Report how many lines below contain the word "author". Write only that number.

◇ ◇ ◇ ◇ ◇ ◇ ◇

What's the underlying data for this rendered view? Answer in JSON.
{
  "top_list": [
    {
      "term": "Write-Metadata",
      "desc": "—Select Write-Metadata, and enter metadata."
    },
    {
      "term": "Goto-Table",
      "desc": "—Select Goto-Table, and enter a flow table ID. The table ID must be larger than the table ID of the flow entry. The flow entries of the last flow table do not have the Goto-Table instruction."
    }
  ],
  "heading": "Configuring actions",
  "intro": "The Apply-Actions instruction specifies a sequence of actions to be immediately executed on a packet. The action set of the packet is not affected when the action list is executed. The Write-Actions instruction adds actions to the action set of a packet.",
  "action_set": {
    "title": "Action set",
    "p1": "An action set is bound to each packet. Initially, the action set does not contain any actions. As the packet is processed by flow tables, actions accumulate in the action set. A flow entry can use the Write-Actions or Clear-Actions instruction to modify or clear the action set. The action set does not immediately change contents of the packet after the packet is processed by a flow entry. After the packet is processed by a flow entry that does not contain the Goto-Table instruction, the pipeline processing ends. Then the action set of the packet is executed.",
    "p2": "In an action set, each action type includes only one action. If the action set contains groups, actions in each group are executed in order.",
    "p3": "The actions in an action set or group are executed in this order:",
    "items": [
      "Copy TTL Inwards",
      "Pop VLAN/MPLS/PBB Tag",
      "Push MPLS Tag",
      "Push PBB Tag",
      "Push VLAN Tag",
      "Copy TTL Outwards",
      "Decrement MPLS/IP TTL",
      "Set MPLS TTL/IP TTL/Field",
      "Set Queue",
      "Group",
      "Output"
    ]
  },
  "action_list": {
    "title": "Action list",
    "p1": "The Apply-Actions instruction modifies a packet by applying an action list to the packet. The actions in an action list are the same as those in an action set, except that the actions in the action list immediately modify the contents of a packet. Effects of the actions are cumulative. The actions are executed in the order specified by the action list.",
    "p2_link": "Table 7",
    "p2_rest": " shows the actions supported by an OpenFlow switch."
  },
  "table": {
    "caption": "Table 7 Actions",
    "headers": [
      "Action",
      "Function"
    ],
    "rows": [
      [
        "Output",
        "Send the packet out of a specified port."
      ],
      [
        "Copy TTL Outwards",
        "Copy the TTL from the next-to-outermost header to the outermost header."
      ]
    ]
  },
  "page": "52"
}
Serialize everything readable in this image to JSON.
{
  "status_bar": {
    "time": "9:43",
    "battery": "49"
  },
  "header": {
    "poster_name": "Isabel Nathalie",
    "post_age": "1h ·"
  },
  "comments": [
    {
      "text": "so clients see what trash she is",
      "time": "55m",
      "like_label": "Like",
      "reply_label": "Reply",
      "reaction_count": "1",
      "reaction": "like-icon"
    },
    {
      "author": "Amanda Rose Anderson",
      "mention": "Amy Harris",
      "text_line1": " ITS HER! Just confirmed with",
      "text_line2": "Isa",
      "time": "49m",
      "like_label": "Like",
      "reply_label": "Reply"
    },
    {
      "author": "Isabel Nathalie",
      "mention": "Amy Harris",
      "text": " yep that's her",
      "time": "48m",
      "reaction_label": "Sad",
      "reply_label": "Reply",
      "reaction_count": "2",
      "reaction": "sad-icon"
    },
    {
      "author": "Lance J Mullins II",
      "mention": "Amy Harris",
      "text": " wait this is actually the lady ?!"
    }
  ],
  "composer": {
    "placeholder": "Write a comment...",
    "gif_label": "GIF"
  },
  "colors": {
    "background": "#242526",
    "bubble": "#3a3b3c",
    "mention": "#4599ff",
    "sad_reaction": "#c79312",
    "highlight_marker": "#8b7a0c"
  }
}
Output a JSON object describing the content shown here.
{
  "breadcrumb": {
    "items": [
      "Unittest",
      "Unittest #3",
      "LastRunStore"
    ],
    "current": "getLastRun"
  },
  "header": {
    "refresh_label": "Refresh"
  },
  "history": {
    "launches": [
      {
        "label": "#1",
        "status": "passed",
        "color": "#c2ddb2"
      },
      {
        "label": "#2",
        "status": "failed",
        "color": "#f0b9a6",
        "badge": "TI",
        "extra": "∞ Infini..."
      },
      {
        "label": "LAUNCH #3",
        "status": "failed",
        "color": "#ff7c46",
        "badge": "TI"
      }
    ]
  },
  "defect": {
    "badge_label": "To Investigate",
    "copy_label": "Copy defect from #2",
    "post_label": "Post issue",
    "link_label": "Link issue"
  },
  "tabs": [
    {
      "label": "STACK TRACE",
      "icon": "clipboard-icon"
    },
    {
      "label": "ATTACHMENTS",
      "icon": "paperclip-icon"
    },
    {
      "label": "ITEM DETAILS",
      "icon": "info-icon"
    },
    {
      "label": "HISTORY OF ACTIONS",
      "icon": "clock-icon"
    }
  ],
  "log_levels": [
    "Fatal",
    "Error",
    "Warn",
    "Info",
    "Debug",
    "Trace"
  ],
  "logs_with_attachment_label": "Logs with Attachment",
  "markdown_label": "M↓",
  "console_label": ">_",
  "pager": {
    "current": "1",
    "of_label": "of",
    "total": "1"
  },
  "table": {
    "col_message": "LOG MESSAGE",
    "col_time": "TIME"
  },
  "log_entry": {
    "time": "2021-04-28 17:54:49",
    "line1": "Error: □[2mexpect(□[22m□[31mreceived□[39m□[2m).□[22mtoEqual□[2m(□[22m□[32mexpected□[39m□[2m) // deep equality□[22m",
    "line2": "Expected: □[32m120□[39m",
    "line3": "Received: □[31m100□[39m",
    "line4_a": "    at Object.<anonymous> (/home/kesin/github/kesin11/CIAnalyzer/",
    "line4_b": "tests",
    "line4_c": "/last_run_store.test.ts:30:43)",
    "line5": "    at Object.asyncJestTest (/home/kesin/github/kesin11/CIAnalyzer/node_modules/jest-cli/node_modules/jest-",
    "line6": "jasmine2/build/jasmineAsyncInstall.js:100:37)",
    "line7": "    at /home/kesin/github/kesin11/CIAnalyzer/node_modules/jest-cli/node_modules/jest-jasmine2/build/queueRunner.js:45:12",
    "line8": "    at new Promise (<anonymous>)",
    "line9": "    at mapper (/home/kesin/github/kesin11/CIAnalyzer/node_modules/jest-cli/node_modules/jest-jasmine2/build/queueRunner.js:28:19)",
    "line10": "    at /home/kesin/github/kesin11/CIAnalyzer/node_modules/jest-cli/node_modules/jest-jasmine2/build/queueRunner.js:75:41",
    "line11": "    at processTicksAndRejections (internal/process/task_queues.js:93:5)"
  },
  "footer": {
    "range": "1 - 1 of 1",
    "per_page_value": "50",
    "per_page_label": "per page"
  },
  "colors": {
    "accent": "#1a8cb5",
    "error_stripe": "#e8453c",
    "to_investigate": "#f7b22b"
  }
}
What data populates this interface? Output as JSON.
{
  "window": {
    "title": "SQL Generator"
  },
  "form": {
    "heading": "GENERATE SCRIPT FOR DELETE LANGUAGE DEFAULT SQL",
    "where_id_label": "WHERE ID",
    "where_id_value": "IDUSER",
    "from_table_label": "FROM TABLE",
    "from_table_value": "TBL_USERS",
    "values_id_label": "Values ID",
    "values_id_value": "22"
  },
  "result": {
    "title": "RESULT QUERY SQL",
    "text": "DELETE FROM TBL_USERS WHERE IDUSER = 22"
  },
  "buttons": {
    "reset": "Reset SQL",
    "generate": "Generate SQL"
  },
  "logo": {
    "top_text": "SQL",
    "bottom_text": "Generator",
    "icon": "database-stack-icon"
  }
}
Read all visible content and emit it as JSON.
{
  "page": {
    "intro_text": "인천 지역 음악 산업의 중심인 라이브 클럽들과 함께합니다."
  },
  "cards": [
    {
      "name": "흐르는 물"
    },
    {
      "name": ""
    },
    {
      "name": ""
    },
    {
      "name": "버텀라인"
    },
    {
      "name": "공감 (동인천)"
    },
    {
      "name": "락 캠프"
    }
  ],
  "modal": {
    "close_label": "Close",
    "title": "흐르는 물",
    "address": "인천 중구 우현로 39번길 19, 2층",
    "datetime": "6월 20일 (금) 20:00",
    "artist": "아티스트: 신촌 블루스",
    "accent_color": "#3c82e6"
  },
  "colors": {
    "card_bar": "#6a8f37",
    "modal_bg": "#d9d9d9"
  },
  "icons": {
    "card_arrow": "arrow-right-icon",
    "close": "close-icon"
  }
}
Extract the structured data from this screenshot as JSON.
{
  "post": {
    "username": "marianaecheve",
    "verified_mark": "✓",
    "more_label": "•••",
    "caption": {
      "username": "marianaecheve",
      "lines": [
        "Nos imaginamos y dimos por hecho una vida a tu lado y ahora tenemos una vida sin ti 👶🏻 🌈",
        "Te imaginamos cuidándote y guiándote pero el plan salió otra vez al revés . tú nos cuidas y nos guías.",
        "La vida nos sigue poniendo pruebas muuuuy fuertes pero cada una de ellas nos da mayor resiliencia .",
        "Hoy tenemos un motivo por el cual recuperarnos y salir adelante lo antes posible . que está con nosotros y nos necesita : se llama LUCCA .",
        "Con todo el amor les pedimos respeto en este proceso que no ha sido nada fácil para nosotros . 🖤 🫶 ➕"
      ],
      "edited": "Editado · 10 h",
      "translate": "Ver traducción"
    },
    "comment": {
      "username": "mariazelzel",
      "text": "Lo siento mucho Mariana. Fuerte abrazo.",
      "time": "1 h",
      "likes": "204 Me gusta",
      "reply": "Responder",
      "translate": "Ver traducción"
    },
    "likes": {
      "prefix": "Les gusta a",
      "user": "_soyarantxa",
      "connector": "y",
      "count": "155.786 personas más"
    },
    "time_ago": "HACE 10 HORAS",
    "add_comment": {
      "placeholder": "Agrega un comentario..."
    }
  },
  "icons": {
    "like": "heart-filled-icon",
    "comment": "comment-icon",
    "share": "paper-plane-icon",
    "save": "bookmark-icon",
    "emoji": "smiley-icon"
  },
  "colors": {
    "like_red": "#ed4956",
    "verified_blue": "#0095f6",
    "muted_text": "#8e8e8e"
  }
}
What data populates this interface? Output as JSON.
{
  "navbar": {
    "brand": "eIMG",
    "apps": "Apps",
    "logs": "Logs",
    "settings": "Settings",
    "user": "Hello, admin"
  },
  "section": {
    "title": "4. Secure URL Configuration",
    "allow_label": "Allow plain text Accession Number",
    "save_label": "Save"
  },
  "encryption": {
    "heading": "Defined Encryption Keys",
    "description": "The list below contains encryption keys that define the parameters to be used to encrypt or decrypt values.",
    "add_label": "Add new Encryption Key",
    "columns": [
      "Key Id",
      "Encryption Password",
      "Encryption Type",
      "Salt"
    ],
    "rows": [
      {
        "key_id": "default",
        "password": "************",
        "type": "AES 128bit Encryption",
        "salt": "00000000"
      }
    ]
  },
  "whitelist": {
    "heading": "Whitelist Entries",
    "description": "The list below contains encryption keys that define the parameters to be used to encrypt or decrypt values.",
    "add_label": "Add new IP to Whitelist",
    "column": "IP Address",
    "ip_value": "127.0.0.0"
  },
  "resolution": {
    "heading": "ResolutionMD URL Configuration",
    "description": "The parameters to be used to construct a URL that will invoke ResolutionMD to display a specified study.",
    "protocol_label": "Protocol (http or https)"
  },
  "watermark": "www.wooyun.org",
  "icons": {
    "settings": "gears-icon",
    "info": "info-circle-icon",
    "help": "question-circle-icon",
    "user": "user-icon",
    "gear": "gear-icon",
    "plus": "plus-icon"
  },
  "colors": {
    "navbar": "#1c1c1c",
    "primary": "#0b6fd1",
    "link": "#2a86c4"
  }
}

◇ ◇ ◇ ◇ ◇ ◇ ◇

Reply: 3